Ian McDonald Relives His Career With King Crimson, Foreigner, And New Band

via @Supro | Youtube

When a musician achieves success during a career is quite an accomplishment, and if twice with two different bands, then that’s a different story, and that story falls under the British multi-instrumentalist and producer Ian McDonald.

Ian McDonald who co-founded the progressive rock band King Crimson in 1969, he left the group after playing keyboards for their debut album, In the Court of the Crimson King, then joined the group called Foreigner, and achieve tremendous commercial success with the three albums, ForeignerDouble Vision and Head Games.

After his tenure with the two iconic bands, he’s still on the road and remained active with his most recent group, Honey West alongside singer and songwriter Ted Zurkowski. The group released their album called Bad Old World, recorded with former Wings drummer Steve Holley and McDonald’s son Maxwell on bass.

“I’ve always tried to do some things a little bit different to keep things interesting,” he reflects on Honey West and Bad Old World. “This is not really a so-called progressive-rock type of situation. It’s more of a two guitars-bass-drums type thing, and my production additions and orchestrations.”

Bad Old World was recently reissued on 180-gram vinyl.

“I thought it would be a good opportunity for me to get stuck into something serious at that time,” McDonald recalls. “I felt like maybe I can help the band a little bit if they would allow me, and they could help me reestablish my production work. That led to writing songs [with Zurkowski ] and me actually joining Honey West. The group then went through a few personnel changes once I was in, and we ended up with quite a nice-sounding group.”

“There are a lot of different styles within the group format,” says McDonald, “I think production-wise, I’m making some of my best work. I really wanted to make sure that we had a good-sounding album with good arrangements, playing, mixing and mastering. I’m pleased at the way it turned out.”

In Kurkowski, he found himself with a perfect match for collaboration ideally. “Ted is a great writer of lyrics as well as a singer,” he explains. “I was very pleased to meet him because I’ve been hoping to meet a good lyric writer.
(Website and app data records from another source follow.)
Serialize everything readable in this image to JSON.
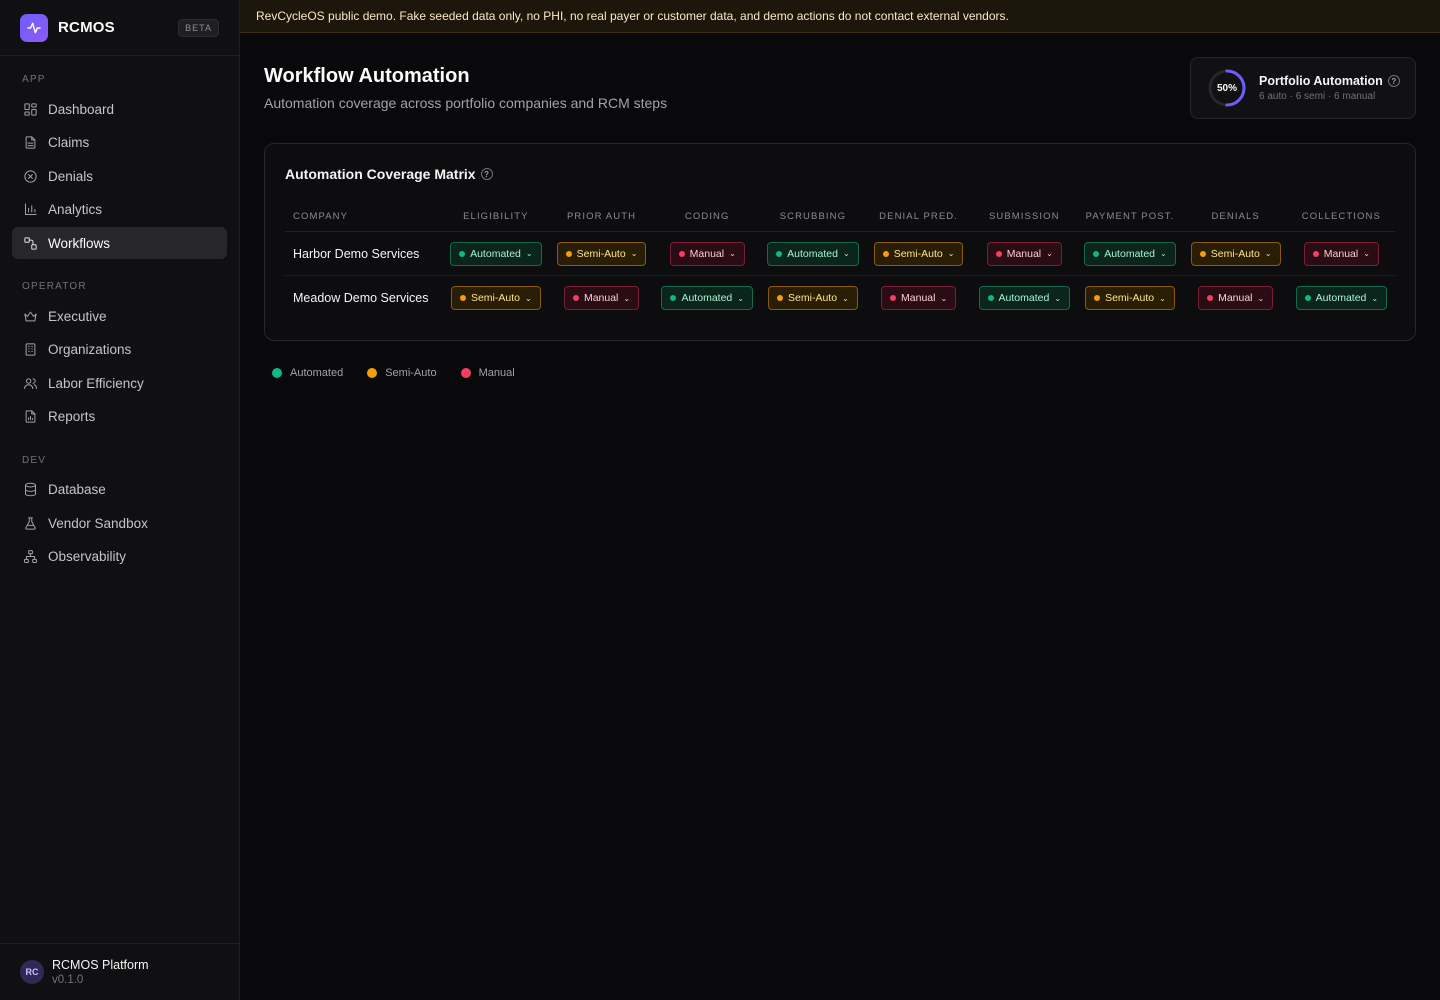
{
  "app": {
    "name": "RCMOS",
    "badge": "BETA"
  },
  "sidebar": {
    "sections": [
      {
        "label": "APP",
        "items": [
          {
            "label": "Dashboard",
            "icon": "dashboard-icon"
          },
          {
            "label": "Claims",
            "icon": "document-icon"
          },
          {
            "label": "Denials",
            "icon": "x-circle-icon"
          },
          {
            "label": "Analytics",
            "icon": "bar-chart-icon"
          },
          {
            "label": "Workflows",
            "icon": "workflow-icon",
            "active": true
          }
        ]
      },
      {
        "label": "OPERATOR",
        "items": [
          {
            "label": "Executive",
            "icon": "crown-icon"
          },
          {
            "label": "Organizations",
            "icon": "building-icon"
          },
          {
            "label": "Labor Efficiency",
            "icon": "users-icon"
          },
          {
            "label": "Reports",
            "icon": "report-icon"
          }
        ]
      },
      {
        "label": "DEV",
        "items": [
          {
            "label": "Database",
            "icon": "database-icon"
          },
          {
            "label": "Vendor Sandbox",
            "icon": "flask-icon"
          },
          {
            "label": "Observability",
            "icon": "network-icon"
          }
        ]
      }
    ],
    "footer": {
      "avatar": "RC",
      "title": "RCMOS Platform",
      "version": "v0.1.0"
    }
  },
  "banner": "RevCycleOS public demo. Fake seeded data only, no PHI, no real payer or customer data, and demo actions do not contact external vendors.",
  "page": {
    "title": "Workflow Automation",
    "subtitle": "Automation coverage across portfolio companies and RCM steps"
  },
  "kpi": {
    "percent_label": "50%",
    "percent": 50,
    "title": "Portfolio Automation",
    "summary": "6 auto · 6 semi · 6 manual"
  },
  "matrix": {
    "title": "Automation Coverage Matrix",
    "headers": [
      "COMPANY",
      "ELIGIBILITY",
      "PRIOR AUTH",
      "CODING",
      "SCRUBBING",
      "DENIAL PRED.",
      "SUBMISSION",
      "PAYMENT POST.",
      "DENIALS",
      "COLLECTIONS"
    ],
    "rows": [
      {
        "company": "Harbor Demo Services",
        "values": [
          "Automated",
          "Semi-Auto",
          "Manual",
          "Automated",
          "Semi-Auto",
          "Manual",
          "Automated",
          "Semi-Auto",
          "Manual"
        ]
      },
      {
        "company": "Meadow Demo Services",
        "values": [
          "Semi-Auto",
          "Manual",
          "Automated",
          "Semi-Auto",
          "Manual",
          "Automated",
          "Semi-Auto",
          "Manual",
          "Automated"
        ]
      }
    ]
  },
  "legend": [
    {
      "label": "Automated",
      "color": "#10b981"
    },
    {
      "label": "Semi-Auto",
      "color": "#f59e0b"
    },
    {
      "label": "Manual",
      "color": "#f43f5e"
    }
  ],
  "colors": {
    "accent": "#6d5dfc",
    "automated": "#10b981",
    "semi": "#f59e0b",
    "manual": "#f43f5e"
  }
}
That is the basis of the songwriting. And we applied that to your typical two guitars-bass-drums live format [in the studio]. It’s a lot of fun.”